Back in May of 2013, I jumped into a partnership with a couple of good friends to take on the task of continuing hundreds of years of tradition through The United Methodist Reporter. At the time we hoped that we could develop a business model that would allow for the addition of some part-time staff, recognizing that our ability to create and publish stories on our own would be limited by the full-time jobs that actually pay our salaries. When I took on the job of Executive Editor of UMR I was in an appointment that was less demanding, and my personal life allowed for some time and energy to devote to UMR. It was a labor of love, and I believed that we could create something special as we discerned a new model for sharing United Methodist news and commentary.
Since that time many things have happened. I’ve moved to become the lead pastor of a congregation with a large physical plant in an urban setting. I’ve transitioned to being a single dad half a month. I took on caring for a father with progressive dementia, requiring a great deal of time and emotional energy. I tried to continue contributing to UMR, but honestly, it came in fits and starts as my schedule and energy for the task ebbed and flowed. I was proud of the effort we made to cover the 2016 General Conference in Portland, but upon my return, I was confronted with many demands that simply made continuing with UMR an impossibility. As such I realized that it was time to let go and move on from my work on The United Methodist Reporter to devote myself to the pressing needs around me.
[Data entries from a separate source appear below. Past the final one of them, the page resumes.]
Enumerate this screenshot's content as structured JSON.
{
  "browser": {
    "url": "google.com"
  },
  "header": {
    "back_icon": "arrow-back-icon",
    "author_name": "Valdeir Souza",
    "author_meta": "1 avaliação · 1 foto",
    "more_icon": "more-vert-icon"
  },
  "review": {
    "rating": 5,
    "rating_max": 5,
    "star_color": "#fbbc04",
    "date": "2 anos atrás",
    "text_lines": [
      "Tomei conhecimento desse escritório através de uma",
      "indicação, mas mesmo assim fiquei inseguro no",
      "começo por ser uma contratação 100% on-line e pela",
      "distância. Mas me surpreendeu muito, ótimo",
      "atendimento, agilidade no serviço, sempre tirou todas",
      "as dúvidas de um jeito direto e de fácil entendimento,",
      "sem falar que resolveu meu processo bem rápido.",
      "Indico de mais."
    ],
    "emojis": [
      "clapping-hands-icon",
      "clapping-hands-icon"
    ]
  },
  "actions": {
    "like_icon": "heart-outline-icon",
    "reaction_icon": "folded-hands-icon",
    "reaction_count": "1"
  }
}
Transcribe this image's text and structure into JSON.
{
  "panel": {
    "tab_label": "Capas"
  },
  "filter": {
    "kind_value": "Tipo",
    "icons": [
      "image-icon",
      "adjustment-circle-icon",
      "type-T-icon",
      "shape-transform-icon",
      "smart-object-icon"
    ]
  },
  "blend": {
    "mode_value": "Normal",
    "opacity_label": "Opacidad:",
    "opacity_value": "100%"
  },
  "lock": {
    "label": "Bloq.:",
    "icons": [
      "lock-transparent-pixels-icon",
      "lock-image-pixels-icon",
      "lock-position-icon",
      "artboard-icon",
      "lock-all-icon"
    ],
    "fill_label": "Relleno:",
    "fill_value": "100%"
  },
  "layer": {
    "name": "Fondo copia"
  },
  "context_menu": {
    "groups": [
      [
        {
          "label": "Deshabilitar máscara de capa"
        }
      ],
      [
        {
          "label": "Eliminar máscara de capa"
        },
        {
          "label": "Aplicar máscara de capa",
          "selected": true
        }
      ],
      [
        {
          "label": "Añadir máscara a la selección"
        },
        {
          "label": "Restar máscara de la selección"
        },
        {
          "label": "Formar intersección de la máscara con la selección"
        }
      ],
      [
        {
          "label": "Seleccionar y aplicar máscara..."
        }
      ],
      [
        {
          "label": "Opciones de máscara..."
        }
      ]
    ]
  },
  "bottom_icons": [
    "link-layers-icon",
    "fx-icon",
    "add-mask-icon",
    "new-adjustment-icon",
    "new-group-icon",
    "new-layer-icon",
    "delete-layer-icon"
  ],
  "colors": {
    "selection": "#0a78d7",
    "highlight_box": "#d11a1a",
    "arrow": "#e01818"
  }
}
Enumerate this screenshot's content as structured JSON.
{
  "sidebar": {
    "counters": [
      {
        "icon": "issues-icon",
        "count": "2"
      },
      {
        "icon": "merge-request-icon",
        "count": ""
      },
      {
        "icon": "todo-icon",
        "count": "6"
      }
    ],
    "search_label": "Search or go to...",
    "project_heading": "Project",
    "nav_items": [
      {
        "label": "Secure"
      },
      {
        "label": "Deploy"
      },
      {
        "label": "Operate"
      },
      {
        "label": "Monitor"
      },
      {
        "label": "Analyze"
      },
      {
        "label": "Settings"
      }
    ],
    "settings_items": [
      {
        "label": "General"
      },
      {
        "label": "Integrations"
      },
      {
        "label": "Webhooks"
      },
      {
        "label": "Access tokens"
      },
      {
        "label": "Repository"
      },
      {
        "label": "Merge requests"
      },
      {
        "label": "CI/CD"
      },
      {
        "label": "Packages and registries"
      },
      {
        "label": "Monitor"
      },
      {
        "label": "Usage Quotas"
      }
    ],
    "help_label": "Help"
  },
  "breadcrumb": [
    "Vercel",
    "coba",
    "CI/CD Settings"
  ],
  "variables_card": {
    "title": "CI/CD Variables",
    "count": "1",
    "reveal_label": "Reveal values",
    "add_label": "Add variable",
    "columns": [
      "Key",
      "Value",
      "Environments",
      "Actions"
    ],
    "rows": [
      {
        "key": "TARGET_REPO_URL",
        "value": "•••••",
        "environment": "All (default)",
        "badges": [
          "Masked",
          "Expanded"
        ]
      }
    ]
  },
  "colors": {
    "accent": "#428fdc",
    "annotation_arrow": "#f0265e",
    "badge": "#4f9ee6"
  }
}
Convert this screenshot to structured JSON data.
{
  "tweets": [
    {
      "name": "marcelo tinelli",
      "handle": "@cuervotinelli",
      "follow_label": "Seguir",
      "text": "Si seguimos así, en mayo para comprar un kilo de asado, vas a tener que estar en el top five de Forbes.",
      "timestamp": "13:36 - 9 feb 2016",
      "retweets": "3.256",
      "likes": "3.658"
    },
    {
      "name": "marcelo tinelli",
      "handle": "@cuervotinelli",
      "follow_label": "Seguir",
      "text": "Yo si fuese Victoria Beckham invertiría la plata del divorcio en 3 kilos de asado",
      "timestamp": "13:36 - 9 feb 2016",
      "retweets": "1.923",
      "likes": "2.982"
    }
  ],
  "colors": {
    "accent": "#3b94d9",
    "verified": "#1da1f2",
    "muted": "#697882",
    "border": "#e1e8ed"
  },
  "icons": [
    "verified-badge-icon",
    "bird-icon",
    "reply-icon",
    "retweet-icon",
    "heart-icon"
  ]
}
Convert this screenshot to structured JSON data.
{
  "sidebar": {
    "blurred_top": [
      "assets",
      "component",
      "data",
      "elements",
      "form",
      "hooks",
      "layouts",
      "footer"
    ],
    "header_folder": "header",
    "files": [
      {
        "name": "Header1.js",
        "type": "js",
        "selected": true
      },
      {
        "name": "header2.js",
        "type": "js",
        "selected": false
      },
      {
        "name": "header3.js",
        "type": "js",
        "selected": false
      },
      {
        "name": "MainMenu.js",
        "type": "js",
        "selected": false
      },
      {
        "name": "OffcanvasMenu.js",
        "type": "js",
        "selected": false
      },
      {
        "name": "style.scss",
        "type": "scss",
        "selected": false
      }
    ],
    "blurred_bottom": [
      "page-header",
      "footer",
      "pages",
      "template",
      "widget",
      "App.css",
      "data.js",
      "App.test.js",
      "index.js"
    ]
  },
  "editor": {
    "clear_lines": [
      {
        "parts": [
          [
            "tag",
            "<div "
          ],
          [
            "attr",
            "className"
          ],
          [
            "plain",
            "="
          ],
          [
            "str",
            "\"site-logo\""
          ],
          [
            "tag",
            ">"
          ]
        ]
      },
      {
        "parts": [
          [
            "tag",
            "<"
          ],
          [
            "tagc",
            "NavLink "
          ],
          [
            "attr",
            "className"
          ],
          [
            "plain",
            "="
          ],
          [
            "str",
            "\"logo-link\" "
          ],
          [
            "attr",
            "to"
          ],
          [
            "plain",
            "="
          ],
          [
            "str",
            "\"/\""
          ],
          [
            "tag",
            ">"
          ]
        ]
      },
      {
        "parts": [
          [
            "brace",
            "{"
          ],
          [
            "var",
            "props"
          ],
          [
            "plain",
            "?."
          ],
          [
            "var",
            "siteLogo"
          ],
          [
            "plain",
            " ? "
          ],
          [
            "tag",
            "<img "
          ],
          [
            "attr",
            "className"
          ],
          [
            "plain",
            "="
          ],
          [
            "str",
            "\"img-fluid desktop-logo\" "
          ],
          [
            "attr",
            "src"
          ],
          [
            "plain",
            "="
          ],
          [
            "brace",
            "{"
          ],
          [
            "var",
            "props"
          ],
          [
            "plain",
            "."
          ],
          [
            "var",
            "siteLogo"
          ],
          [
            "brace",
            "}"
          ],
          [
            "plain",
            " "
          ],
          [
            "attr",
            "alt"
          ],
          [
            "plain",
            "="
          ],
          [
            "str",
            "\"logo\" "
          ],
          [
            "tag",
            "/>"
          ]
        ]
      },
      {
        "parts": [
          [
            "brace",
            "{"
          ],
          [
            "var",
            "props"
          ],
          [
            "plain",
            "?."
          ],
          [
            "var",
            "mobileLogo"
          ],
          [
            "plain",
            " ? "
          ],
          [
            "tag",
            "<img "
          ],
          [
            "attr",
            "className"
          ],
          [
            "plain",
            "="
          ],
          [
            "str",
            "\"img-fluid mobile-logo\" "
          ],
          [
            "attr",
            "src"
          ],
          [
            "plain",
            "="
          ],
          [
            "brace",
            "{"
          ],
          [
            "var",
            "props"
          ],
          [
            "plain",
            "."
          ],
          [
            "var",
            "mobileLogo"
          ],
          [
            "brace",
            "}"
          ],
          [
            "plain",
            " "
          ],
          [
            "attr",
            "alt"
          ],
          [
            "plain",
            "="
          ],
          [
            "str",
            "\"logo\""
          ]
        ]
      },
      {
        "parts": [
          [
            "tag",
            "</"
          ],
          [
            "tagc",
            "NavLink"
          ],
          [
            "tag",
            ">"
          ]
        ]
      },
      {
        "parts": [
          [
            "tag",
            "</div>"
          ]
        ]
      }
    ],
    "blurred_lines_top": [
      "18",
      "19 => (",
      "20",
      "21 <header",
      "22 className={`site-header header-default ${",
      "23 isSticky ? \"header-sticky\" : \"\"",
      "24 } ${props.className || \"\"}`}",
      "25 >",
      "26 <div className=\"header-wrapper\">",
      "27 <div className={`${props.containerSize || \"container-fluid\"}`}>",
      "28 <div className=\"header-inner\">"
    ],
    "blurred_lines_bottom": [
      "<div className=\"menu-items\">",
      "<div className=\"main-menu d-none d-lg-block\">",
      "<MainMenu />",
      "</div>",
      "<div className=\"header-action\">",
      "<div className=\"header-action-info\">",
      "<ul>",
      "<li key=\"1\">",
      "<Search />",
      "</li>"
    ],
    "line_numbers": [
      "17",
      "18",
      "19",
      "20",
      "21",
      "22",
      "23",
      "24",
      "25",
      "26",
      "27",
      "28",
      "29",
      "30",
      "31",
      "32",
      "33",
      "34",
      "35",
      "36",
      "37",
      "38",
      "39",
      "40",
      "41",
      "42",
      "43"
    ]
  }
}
As such, I have resigned from my work on The United Methodist Reporter and The MethoBlog, turning over control to my partner in crime, Charles Harrison. I continue to be a partner in CircuitWriter Media LLC for the time being, but a silent one with minimal input into the day-to-day operation of the company. I absolutely support the vision of providing a place for news and commentary about life in The United Methodist Church, but that is a vision that others will have to assume as I focus instead on my personal and professional life here in Nashville.
It was a good run. I had a lot of fun and have met a lot of wonderful people. There are parts of it I will miss and wish we could have developed a model to allow this to be a full-time vocation.
But one can only do so much. Seasons come and seasons go, and it’s time for this season to end in my life.
Bye bye UMR.